• [Source data]
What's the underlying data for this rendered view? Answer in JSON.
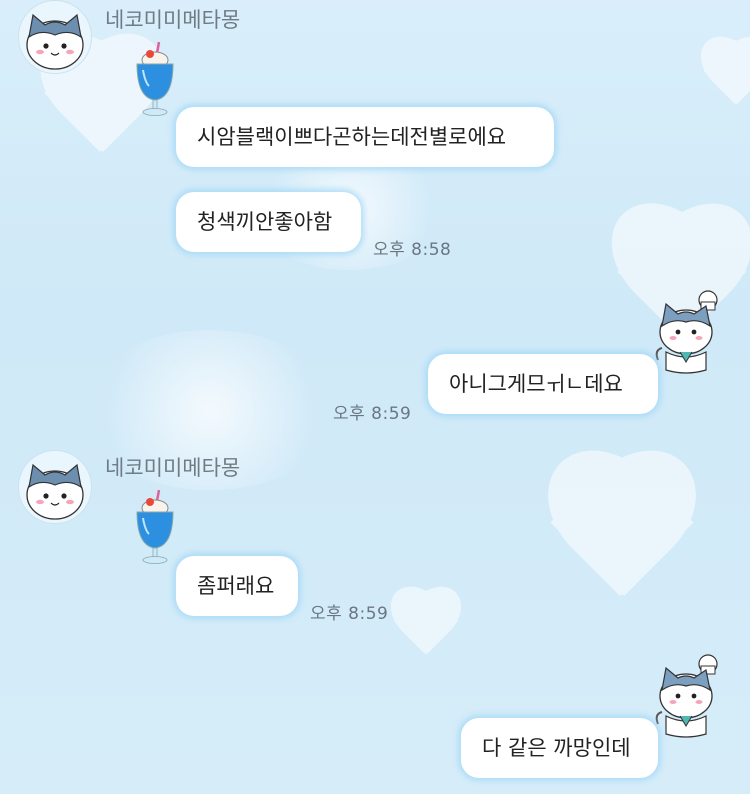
{
  "messages": [
    {
      "sender": "네코미미메타몽",
      "text": "시암블랙이쁘다곤하는데전별로에요"
    },
    {
      "text": "청색끼안좋아함",
      "time": "오후 8:58"
    },
    {
      "text": "아니그게므ㅟㄴ데요",
      "time": "오후 8:59"
    },
    {
      "sender": "네코미미메타몽",
      "text": "좀퍼래요",
      "time": "오후 8:59"
    },
    {
      "text": "다 같은 까망인데"
    }
  ],
  "icons": {
    "sender_avatar": "hachiware-cat-avatar-icon",
    "sender_sticker": "blue-cream-soda-icon",
    "self_avatar": "chef-cat-avatar-icon"
  },
  "colors": {
    "background": "#d4ecf9",
    "bubble": "#ffffff",
    "bubble_glow": "#a0d7f5",
    "name_text": "#6f7c86"
  }
}
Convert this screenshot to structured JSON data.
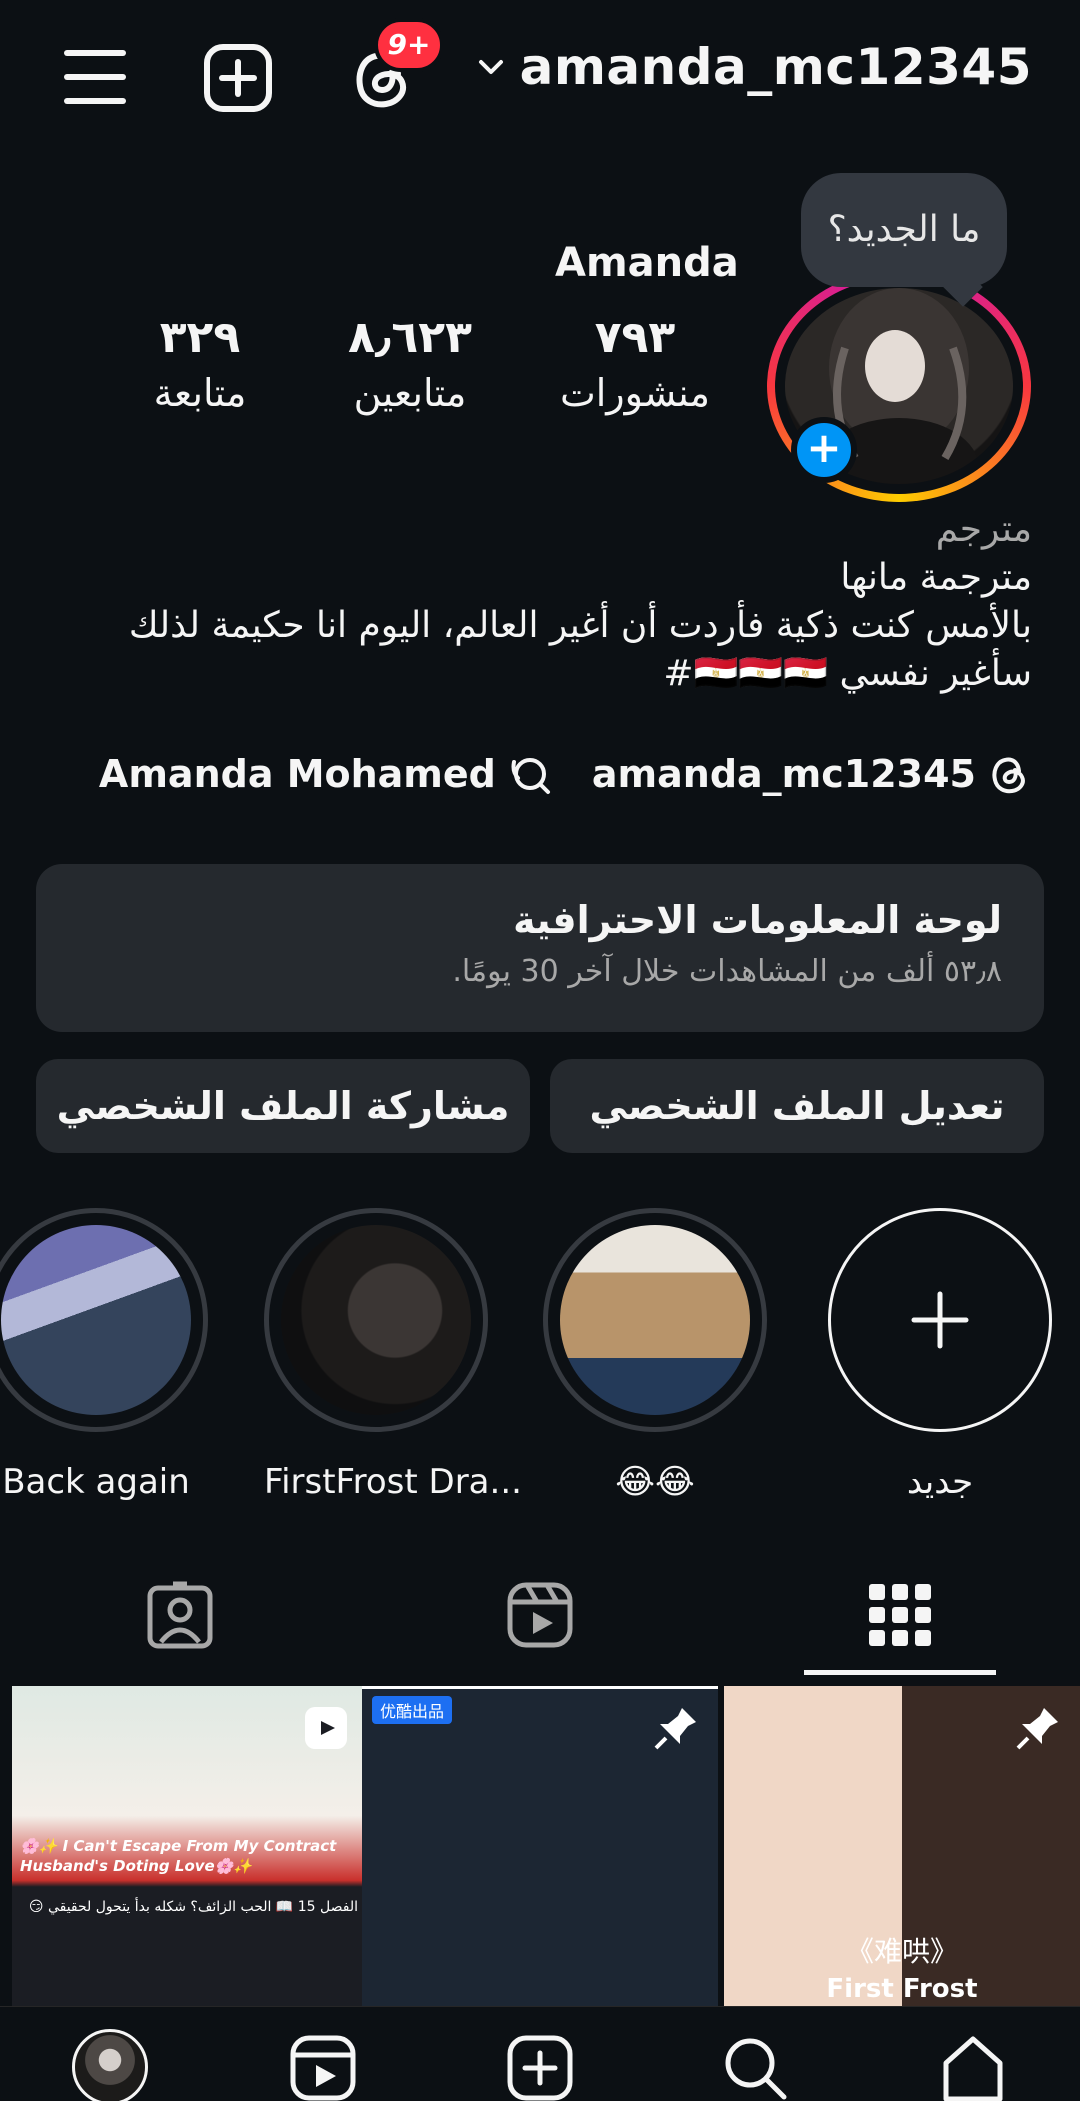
{
  "header": {
    "username": "amanda_mc12345",
    "notification_badge": "9+"
  },
  "tooltip": "ما الجديد؟",
  "profile": {
    "display_name": "Amanda",
    "stats": [
      {
        "num": "٧٩٣",
        "label": "منشورات"
      },
      {
        "num": "٨٫٦٢٣",
        "label": "متابعين"
      },
      {
        "num": "٣٢٩",
        "label": "متابعة"
      }
    ]
  },
  "bio": {
    "category": "مترجم",
    "line1": "مترجمة مانها",
    "line2": "بالأمس كنت ذكية فأردت أن أغير العالم، اليوم انا حكيمة لذلك",
    "line3": "سأغير نفسي 🇪🇬🇪🇬🇪🇬#"
  },
  "links": {
    "threads_handle": "amanda_mc12345",
    "linked_name": "Amanda Mohamed"
  },
  "dashboard": {
    "title": "لوحة المعلومات الاحترافية",
    "subtitle": "٥٣٫٨ ألف من المشاهدات خلال آخر 30 يومًا."
  },
  "buttons": {
    "edit": "تعديل الملف الشخصي",
    "share": "مشاركة الملف الشخصي"
  },
  "highlights": [
    {
      "label": "جديد"
    },
    {
      "label": "😂😂"
    },
    {
      "label": "FirstFrost Dra..."
    },
    {
      "label": "Back again"
    }
  ],
  "posts": {
    "post1_caption": "🌸✨ I Can't Escape From My Contract Husband's Doting Love🌸✨",
    "post1_arabic": "الفصل 15 📖 الحب الزائف؟ شكله بدأ يتحول لحقيقي 😏",
    "post2_tag": "优酷出品",
    "post3_title": "《难哄》",
    "post3_subtitle": "First Frost"
  },
  "colors": {
    "background": "#0c1014",
    "surface": "#25292e",
    "accent": "#0095f6",
    "badge": "#ff3040"
  }
}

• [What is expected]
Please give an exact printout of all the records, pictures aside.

• [Written reply]
What's the underlying data for this rendered view? Answer in JSON.
{
  "messages": [
    {
      "sender": "네코미미메타몽",
      "text": "시암블랙이쁘다곤하는데전별로에요"
    },
    {
      "text": "청색끼안좋아함",
      "time": "오후 8:58"
    },
    {
      "text": "아니그게므ㅟㄴ데요",
      "time": "오후 8:59"
    },
    {
      "sender": "네코미미메타몽",
      "text": "좀퍼래요",
      "time": "오후 8:59"
    },
    {
      "text": "다 같은 까망인데"
    }
  ],
  "icons": {
    "sender_avatar": "hachiware-cat-avatar-icon",
    "sender_sticker": "blue-cream-soda-icon",
    "self_avatar": "chef-cat-avatar-icon"
  },
  "colors": {
    "background": "#d4ecf9",
    "bubble": "#ffffff",
    "bubble_glow": "#a0d7f5",
    "name_text": "#6f7c86"
  }
}
Convert this screenshot to structured JSON data.
{
  "header": {
    "username": "amanda_mc12345",
    "notification_badge": "9+"
  },
  "tooltip": "ما الجديد؟",
  "profile": {
    "display_name": "Amanda",
    "stats": [
      {
        "num": "٧٩٣",
        "label": "منشورات"
      },
      {
        "num": "٨٫٦٢٣",
        "label": "متابعين"
      },
      {
        "num": "٣٢٩",
        "label": "متابعة"
      }
    ]
  },
  "bio": {
    "category": "مترجم",
    "line1": "مترجمة مانها",
    "line2": "بالأمس كنت ذكية فأردت أن أغير العالم، اليوم انا حكيمة لذلك",
    "line3": "سأغير نفسي 🇪🇬🇪🇬🇪🇬#"
  },
  "links": {
    "threads_handle": "amanda_mc12345",
    "linked_name": "Amanda Mohamed"
  },
  "dashboard": {
    "title": "لوحة المعلومات الاحترافية",
    "subtitle": "٥٣٫٨ ألف من المشاهدات خلال آخر 30 يومًا."
  },
  "buttons": {
    "edit": "تعديل الملف الشخصي",
    "share": "مشاركة الملف الشخصي"
  },
  "highlights": [
    {
      "label": "جديد"
    },
    {
      "label": "😂😂"
    },
    {
      "label": "FirstFrost Dra..."
    },
    {
      "label": "Back again"
    }
  ],
  "posts": {
    "post1_caption": "🌸✨ I Can't Escape From My Contract Husband's Doting Love🌸✨",
    "post1_arabic": "الفصل 15 📖 الحب الزائف؟ شكله بدأ يتحول لحقيقي 😏",
    "post2_tag": "优酷出品",
    "post3_title": "《难哄》",
    "post3_subtitle": "First Frost"
  },
  "colors": {
    "background": "#0c1014",
    "surface": "#25292e",
    "accent": "#0095f6",
    "badge": "#ff3040"
  }
}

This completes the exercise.